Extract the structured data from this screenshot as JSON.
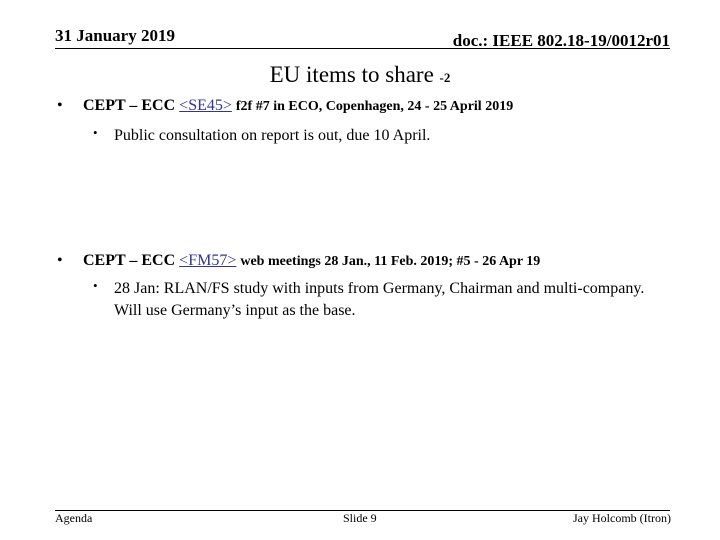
{
  "header": {
    "date": "31 January 2019",
    "doc_id": "doc.: IEEE 802.18-19/0012r01"
  },
  "title": {
    "main": "EU items to share",
    "suffix": "-2"
  },
  "bullets": [
    {
      "bullet": "•",
      "lead": "CEPT – ECC",
      "link": "<SE45>",
      "rest": "f2f  #7 in ECO, Copenhagen, 24 - 25 April 2019",
      "sub": [
        {
          "bullet": "•",
          "text": "Public consultation on report is out, due 10 April."
        }
      ]
    },
    {
      "bullet": "•",
      "lead": "CEPT – ECC",
      "link": "<FM57>",
      "rest": "web meetings  28 Jan., 11 Feb. 2019;  #5  -  26 Apr 19",
      "sub": [
        {
          "bullet": "•",
          "text": "28 Jan: RLAN/FS study with inputs from Germany, Chairman and multi-company.  Will use Germany’s input as the base."
        }
      ]
    }
  ],
  "footer": {
    "left": "Agenda",
    "center": "Slide 9",
    "right": "Jay Holcomb (Itron)"
  },
  "colors": {
    "link": "#333399",
    "text": "#000000",
    "background": "#ffffff"
  }
}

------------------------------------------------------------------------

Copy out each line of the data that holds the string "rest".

      "rest": "f2f  #7 in ECO, Copenhagen, 24 - 25 April 2019",
      "rest": "web meetings  28 Jan., 11 Feb. 2019;  #5  -  26 Apr 19",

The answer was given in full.